About the Book
Non-Fiction, Historical Theology
August 8, 2017
In 1517, an unknown Augustinian monk, informed by his growing belief
that salvation is by faith alone, published and distributed a stark
criticism of papal abuses in the Catholic Church. In doing so, Martin
Luther lit the spark for what would become the Protestant Reformation.
What became known as the “95 Theses” was a series of statements
expressing concern with corruption within the church, primarily the
selling of “indulgences” to the people as a means of releasing them from
acts of penitence.
For the five hundredth anniversary of Luther’s revolutionary writing,
This volume combines each thesis with an excerpt from one of his later
works to provide a convenient way to understand the ideas and concepts
that became the seeds of the Protestant Reformation.
Print out a fun Luther mask here.
Click here to purchase your copy.
About the Author
Martin Luther (1483–1546) was a German monk, priest, professor of
theology, and iconic figure of the Protestant Reformation. He strongly
disputed the sale of indulgences, the church’s practice of selling
pieces of paper that guaranteed freedom from God’s punishment for sin.
In 1517, Luther directly confronted this and other papal abuses by
publishing his “95 Theses.” In 1534, Luther published a complete
translation of the Bible into German.
Guest Post from Whitaker House Publishing
In 1517, a thriving new industry was
sweeping northern Germany. Begun a few centuries earlier, its
reappearance in the 16th century was perhaps the cleverest abuse of
church power to date. Church officials strapped for cash decided to
offer remission from the punishment for sins, or “indulgence,” to German
believers in return for a commensurate amount of money. The slick
church salesmanship of indulgences incensed one young priest, who
believed that faithful Christians were being manipulated and the Word of
God misinterpreted. He wrote a pamphlet comprised of 95 claims that he
hoped would inspire scholarly debate. Titled Disputation of Dr. Martin Luther Concerning Penitence and Indulgences, it went down in history as “The 95 Theses.”
Most historians believe that Martin
Luther did not intend to spark a public debate. It was written in Latin,
the language of scholars, and pinned to the door of the Wittenberg
Castle Church which served as a “bulletin board” of sorts, where Luther
knew fellow theologians would see it and perhaps engage in a discussion
on the topic.
Luther’s pamphlet, however, was not
another piece of paper flapping in the wind. Someone translated into
German, and distributed it to the public with the help of a recent
invention—the printing press. Luther tried to retrieve his work, but the

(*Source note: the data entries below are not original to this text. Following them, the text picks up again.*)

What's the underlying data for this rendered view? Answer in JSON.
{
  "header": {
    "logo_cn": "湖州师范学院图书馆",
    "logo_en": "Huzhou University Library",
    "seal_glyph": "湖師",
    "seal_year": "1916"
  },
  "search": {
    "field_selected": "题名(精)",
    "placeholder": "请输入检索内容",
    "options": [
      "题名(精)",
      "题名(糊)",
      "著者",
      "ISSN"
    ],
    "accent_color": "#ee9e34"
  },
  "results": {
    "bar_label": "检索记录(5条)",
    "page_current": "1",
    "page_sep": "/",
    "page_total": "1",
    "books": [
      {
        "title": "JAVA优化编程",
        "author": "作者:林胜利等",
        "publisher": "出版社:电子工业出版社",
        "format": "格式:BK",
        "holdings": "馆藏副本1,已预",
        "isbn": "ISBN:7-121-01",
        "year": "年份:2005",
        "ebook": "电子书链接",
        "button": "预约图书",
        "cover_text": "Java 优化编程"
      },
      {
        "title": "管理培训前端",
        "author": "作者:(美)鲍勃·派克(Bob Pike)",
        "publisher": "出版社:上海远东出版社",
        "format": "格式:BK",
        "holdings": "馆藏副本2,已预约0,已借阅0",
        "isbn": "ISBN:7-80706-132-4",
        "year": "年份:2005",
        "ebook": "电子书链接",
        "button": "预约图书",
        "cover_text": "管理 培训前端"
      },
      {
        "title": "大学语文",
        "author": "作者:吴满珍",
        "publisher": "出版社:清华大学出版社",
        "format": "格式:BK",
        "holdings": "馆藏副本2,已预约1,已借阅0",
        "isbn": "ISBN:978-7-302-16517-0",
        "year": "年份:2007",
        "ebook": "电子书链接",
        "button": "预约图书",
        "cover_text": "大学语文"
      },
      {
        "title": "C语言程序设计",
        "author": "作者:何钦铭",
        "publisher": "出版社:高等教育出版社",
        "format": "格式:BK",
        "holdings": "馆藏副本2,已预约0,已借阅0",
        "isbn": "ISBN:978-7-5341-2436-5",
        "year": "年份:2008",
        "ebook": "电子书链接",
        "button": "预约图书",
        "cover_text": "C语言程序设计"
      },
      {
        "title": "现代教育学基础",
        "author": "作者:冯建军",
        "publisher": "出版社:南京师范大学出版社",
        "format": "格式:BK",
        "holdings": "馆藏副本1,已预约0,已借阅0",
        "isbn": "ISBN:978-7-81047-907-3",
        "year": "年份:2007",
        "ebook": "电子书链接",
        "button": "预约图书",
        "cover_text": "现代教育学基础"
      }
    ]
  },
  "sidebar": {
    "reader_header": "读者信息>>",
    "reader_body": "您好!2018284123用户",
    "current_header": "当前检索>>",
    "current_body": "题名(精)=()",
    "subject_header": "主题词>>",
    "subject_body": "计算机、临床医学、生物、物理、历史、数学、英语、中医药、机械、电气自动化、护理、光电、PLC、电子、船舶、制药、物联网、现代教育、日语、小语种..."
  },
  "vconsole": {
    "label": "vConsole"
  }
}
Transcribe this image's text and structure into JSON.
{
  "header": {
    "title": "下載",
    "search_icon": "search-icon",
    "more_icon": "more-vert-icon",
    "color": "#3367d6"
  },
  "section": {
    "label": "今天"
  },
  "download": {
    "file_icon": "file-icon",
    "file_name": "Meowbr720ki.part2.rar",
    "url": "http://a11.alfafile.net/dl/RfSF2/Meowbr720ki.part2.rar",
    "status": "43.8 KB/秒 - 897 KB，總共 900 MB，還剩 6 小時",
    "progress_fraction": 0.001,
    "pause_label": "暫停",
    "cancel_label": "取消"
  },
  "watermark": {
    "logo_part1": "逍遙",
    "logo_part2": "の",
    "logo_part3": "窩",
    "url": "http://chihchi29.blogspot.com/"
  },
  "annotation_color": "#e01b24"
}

damage was done. Within weeks, the debate that began in Wittenberg
spread throughout Germany, and within months, all of Europe.
Five hundred years later, Whitaker
House presents each of Luther’s 95 Theses paired with an excerpt from
his many writings. Not every excerpt directly relates to the
accompanying thesis, but we endeavored to select passages in which
Luther was expounding on the same subject. Where further explanation was
thought necessary to contextualize his words, a footnote is included.
We hope you find 95: The Ideas That Changed the World an
accessible and fascinating look into the ideas of this groundbreaking
priest who stood up for God’s Word, the grace of the gospel—and made
To celebrate the tour, Whitaker House is giving away
Grand Prize: 95: The Ideas That Birthed
the Reformation by Martin Luther, KJVER Sword Study Bible/Personal Size
Large Print-Burgundy Genuine Leather ($60 value), Whitaker House/Anchor
First Place: 95: The Ideas That Birthed the Reformation by Martin
Luther, “This is The Day” ceramic mug from Christian Arts Gifts,
Whitaker House/Anchor Coloring Book
Second Place: 95: The Ideas That Birthed the Reformation by Martin Luther, Whitaker House/Anchor Coloring Book!!